It is common knowledge that drinking and driving is illegal and can lead to a DUI. But what are the drinking laws related to boating? In the state of Texas, drinking and boating can lead to a BWI (boating while intoxicated). As the excitement of spring lingers and Texans prepare for warmer weather, it is important to understand the drinking laws while boating in Texas.
What is a BWI?
Just like a DUI charge (driving while intoxicated), a boating while intoxicated, or BWI, charge has similar consequences including license suspension, fines and even jail time. However, there are important differences to remember between drinking laws in a motorized vehicle and a watercraft.
In a car, it is illegal to have an open container of alcohol. A driver can be arrested in Texas for having open alcohol in his or her car. But this law does not apply to boating. You can have open alcohol on the boat as long as the boat driver is not over the legal limit of intoxication when driving. Texas law considers someone legally intoxicated when their blood alcohol level (BAC) reaches 0.08 percent or above. A breathalyzer test can be administered on the water by a policing boat to determine a boater’s BAC.
How does a BWI Affect Me?
A BWI can affect you in a few ways depending on whether this is a first, second or repeating offense:
Fines — A first-time offender can end up paying up to $2,000 in fines. A second-time offender may pay up to $4,000 and a repeating offender may pay a $10,000 fine.
Jail — First time, second time and repeating offenders may end up spending up to 180 days, one year, or 10 years in jail or prison, respectively.
Boater’s License Suspension — A BWI can result in your boating license being suspended or revoked.
Driver’s License Suspension — A BWI can also result in a driver’s license suspension.

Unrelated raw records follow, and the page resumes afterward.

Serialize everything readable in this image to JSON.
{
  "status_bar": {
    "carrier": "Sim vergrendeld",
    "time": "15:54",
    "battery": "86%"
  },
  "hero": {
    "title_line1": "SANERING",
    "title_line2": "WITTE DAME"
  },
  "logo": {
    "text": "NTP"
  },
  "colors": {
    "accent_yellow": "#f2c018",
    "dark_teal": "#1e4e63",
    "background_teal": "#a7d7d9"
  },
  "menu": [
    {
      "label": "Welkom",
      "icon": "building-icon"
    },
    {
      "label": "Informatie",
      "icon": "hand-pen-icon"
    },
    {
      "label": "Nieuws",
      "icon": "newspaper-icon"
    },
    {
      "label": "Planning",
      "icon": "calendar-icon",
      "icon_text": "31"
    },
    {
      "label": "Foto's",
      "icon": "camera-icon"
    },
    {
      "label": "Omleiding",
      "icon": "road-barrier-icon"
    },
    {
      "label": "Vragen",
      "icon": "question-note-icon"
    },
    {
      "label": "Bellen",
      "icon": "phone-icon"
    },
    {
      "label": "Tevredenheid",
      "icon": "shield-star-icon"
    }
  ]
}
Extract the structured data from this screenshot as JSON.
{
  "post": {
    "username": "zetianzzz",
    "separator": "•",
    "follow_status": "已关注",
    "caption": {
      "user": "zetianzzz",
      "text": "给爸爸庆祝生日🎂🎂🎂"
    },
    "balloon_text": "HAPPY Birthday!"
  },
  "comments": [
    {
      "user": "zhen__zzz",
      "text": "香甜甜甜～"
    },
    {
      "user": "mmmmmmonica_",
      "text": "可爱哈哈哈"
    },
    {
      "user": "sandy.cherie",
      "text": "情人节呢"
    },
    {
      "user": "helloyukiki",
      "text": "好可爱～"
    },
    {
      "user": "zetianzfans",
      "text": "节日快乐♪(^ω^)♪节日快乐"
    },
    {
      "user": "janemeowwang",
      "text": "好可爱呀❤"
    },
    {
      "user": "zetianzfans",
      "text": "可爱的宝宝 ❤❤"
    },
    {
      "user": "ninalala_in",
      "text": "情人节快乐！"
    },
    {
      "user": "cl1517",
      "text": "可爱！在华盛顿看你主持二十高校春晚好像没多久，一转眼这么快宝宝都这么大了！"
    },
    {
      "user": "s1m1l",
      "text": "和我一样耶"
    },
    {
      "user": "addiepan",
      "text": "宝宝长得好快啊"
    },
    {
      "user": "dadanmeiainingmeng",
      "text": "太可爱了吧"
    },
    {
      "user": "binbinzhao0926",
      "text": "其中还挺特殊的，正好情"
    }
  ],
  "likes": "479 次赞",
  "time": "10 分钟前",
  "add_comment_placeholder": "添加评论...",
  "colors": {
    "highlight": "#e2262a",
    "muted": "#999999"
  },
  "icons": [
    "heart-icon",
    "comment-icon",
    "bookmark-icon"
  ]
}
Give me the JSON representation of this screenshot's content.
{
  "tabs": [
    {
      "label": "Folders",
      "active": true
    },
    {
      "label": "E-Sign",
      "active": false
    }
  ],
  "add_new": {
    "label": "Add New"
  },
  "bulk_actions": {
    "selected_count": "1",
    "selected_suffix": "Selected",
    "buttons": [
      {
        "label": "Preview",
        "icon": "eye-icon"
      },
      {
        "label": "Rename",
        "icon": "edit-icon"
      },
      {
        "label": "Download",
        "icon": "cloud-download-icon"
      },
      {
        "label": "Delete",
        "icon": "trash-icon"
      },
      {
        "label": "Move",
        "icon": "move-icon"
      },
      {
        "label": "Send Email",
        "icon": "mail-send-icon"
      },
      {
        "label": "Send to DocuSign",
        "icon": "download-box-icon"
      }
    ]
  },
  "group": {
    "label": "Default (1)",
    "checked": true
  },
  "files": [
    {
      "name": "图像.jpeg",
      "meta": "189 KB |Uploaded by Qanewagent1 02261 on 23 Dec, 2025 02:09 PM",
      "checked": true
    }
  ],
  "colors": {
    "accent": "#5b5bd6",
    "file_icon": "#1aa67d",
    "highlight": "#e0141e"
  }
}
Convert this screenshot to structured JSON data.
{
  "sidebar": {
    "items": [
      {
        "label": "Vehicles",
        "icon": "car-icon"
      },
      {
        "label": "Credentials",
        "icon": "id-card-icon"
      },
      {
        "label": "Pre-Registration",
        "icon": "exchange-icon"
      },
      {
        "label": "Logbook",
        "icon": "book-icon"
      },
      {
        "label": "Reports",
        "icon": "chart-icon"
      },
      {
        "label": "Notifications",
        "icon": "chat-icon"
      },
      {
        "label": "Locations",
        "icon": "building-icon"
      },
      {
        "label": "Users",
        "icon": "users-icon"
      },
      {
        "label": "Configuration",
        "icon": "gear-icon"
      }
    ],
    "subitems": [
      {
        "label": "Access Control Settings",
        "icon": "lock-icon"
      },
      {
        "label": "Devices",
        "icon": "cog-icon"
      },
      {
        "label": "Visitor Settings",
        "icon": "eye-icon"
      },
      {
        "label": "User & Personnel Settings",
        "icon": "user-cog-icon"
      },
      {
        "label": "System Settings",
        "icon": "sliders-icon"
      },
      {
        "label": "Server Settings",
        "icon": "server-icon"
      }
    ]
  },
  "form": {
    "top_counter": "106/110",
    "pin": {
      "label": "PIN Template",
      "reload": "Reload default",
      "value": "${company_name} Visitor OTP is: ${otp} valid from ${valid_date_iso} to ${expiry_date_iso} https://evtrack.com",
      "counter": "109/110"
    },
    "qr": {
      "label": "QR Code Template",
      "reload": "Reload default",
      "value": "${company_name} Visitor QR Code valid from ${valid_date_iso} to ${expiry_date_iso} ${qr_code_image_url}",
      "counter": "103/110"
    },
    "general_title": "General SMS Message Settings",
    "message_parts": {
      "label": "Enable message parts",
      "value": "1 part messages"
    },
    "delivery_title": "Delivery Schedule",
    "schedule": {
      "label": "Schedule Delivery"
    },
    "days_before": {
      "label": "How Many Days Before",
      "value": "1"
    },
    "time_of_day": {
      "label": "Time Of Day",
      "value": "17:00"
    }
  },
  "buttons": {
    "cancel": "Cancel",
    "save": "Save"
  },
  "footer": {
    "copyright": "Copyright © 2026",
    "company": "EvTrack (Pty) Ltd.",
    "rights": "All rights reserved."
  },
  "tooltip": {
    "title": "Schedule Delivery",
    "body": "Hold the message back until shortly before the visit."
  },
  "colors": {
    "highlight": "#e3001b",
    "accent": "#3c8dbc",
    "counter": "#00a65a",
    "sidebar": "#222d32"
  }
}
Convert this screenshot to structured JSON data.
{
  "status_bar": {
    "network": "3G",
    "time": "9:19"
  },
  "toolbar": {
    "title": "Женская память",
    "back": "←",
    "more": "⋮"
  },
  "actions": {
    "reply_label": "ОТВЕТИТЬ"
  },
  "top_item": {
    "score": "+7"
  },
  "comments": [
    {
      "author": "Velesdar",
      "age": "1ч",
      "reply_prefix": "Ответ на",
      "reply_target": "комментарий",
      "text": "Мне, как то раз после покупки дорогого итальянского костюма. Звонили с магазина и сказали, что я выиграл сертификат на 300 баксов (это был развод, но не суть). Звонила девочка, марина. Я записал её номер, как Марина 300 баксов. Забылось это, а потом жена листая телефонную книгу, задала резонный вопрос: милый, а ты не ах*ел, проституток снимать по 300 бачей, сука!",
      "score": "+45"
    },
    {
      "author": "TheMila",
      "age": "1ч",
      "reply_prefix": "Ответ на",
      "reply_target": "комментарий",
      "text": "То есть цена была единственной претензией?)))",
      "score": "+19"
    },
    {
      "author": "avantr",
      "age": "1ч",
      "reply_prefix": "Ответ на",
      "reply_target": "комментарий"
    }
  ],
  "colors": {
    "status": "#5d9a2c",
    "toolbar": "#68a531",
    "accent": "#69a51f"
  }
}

When choosing to operate a boat in Texas, it is important to understand the state’s unique laws as well as the rules and regulations for each waterway. The Texas Water Safety Act lays out the laws that apply to all public bodies of water in the state and is a good resource to research when deciding to go out for a fun day on a boat. Another good resource for individual lake laws can be found on the Texas Parks and Wildlife Website.
I Was Charged With a BWI. What Now?
Similar to a DUI or DWI charge, boating police need probable cause to pull over your boat and administer a breathalyzer test. There are also many malfunctions that can occur in these tests that may prove an inaccurate BWI charge. The consequences for a BWI can be severe, and it is critical to reach out to a Texas criminal defense attorney. An experienced lawyer may be able to review the facts of the charge and help navigate a winning defense for your case.
Contact a San Antonio, Texas Criminal Defense Attorney
At Law Offices of Sam H. Lock, our skilled San Antonio BWI defense attorney is experienced in supporting those charged with a BWI charge. For a free consultation to review your individual case, call us at 210-226-0965 today.